Citations are available only to our active members.
Buy instant access to cite pages or passages in MLA 8, MLA 7, APA and Chicago citation styles.

(Einhorn, 1992, p. 25)

(Einhorn 25)

(Einhorn 25)

1. Lois J. Einhorn, Abraham Lincoln, the Orator: Penetrating the Lincoln Legend (Westport, CT: Greenwood Press, 1992), 25, http://www.questia.com/read/27419298.

Note: primary sources have slightly different requirements for citation.
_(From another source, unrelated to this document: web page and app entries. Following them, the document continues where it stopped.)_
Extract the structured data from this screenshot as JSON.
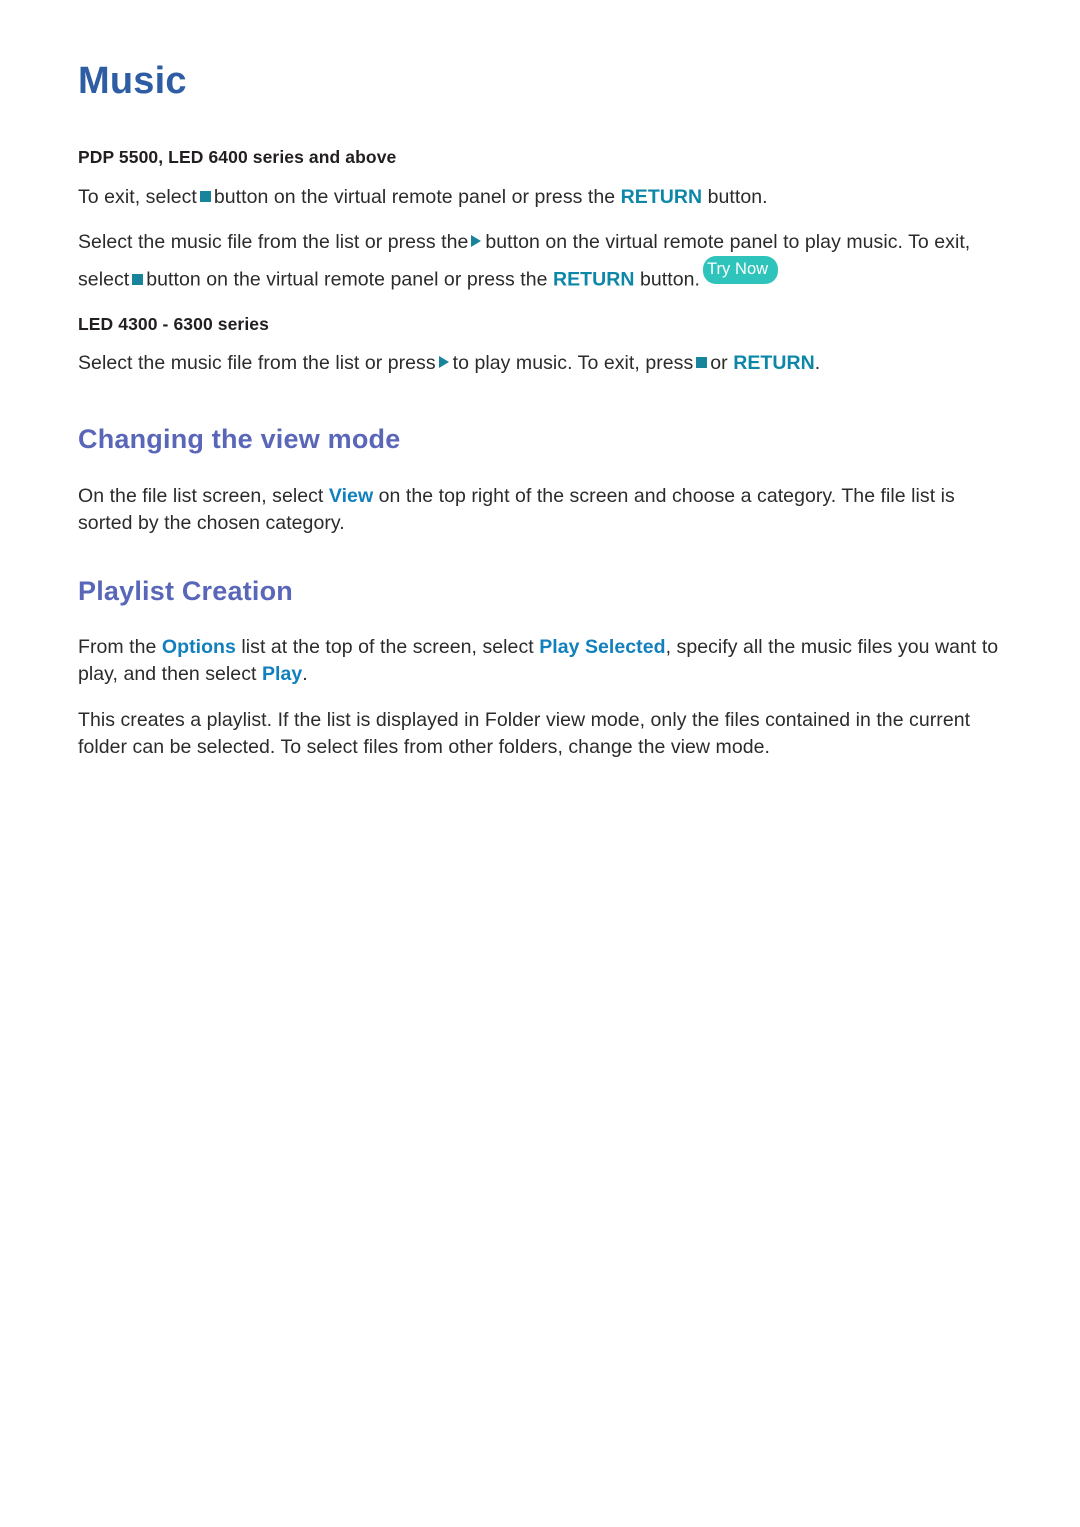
{
  "page": {
    "title": "Music"
  },
  "music_section": {
    "subhead_1": "PDP 5500, LED 6400 series and above",
    "para_1": {
      "pre": "To exit, select",
      "mid": "button on the virtual remote panel or press the",
      "keyword": "RETURN",
      "post": "button."
    },
    "para_2": {
      "pre": "Select the music file from the list or press the",
      "mid_1": "button on the virtual remote panel to play music. To exit, select",
      "mid_2": "button on the virtual remote panel or press the",
      "keyword": "RETURN",
      "post": "button.",
      "badge": "Try Now"
    },
    "subhead_2": "LED 4300 - 6300 series",
    "para_3": {
      "pre": "Select the music file from the list or press",
      "mid_1": "to play music. To exit, press",
      "mid_2": "or",
      "keyword": "RETURN",
      "post": "."
    }
  },
  "view_mode_section": {
    "heading": "Changing the view mode",
    "para": {
      "pre": "On the file list screen, select",
      "keyword": "View",
      "post": "on the top right of the screen and choose a category. The file list is sorted by the chosen category."
    }
  },
  "playlist_section": {
    "heading": "Playlist Creation",
    "para_1": {
      "pre": "From the",
      "keyword_1": "Options",
      "mid_1": "list at the top of the screen, select",
      "keyword_2": "Play Selected",
      "mid_2": ", specify all the music files you want to play, and then select",
      "keyword_3": "Play",
      "post": "."
    },
    "para_2": "This creates a playlist. If the list is displayed in Folder view mode, only the files contained in the current folder can be selected. To select files from other folders, change the view mode."
  },
  "colors": {
    "page_title": "#2f5da4",
    "section_heading": "#5a67b8",
    "keyword_blue": "#1180bd",
    "keyword_teal": "#0d87a8",
    "glyph_teal": "#17849c",
    "badge_bg": "#2ec4bc",
    "body_text": "#2b2b2b"
  },
  "icons": {
    "stop": "stop-square-icon",
    "play": "play-triangle-icon"
  }
}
Please see these guidelines for more information.

Cited article

Camels Data Show Downturn's Roots in '98
Settings

Settings

Typeface
Text size Smaller Larger Reset View mode
Search within

Search within this article

Look up

Look up a word

  • Dictionary
  • Thesaurus
Please submit a word or phrase above.
Print this page

Print this page

Why can't I print more than one page at a time?

Help
Full screen
Items saved from this article
  • Highlights & Notes
  • Citations
Some of your highlights are legacy items.

Highlights saved before July 30, 2012 will not be displayed on their respective source pages.

You can easily re-create the highlights by opening the book page or article, selecting the text, and clicking “Highlight.”

matching results for page

    Questia reader help

    How to highlight and cite specific passages

    1. Click or tap the first word you want to select.
    2. Click or tap the last word you want to select, and you’ll see everything in between get selected.
    3. You’ll then get a menu of options like creating a highlight or a citation from that passage of text.

    OK, got it!

    Cited passage

    Style
    Citations are available only to our active members.
    Buy instant access to cite pages or passages in MLA 8, MLA 7, APA and Chicago citation styles.

    "Portraying himself as an honest, ordinary person helped Lincoln identify with his audiences." (Einhorn, 1992, p. 25).

    "Portraying himself as an honest, ordinary person helped Lincoln identify with his audiences." (Einhorn 25)

    "Portraying himself as an honest, ordinary person helped Lincoln identify with his audiences." (Einhorn 25)

    "Portraying himself as an honest, ordinary person helped Lincoln identify with his audiences."1

    1. Lois J. Einhorn, Abraham Lincoln, the Orator: Penetrating the Lincoln Legend (Westport, CT: Greenwood Press, 1992), 25, http://www.questia.com/read/27419298.

    Cited passage

    Thanks for trying Questia!

    Please continue trying out our research tools, but please note, full functionality is available only to our active members.

    Your work will be lost once you leave this Web page.

    Buy instant access to save your work.

    Already a member? Log in now.

    Search by... Author
    Show... All Results Primary Sources Peer-reviewed

    Oops!

    An unknown error has occurred. Please click the button below to reload the page. If the problem persists, please try again in a little while.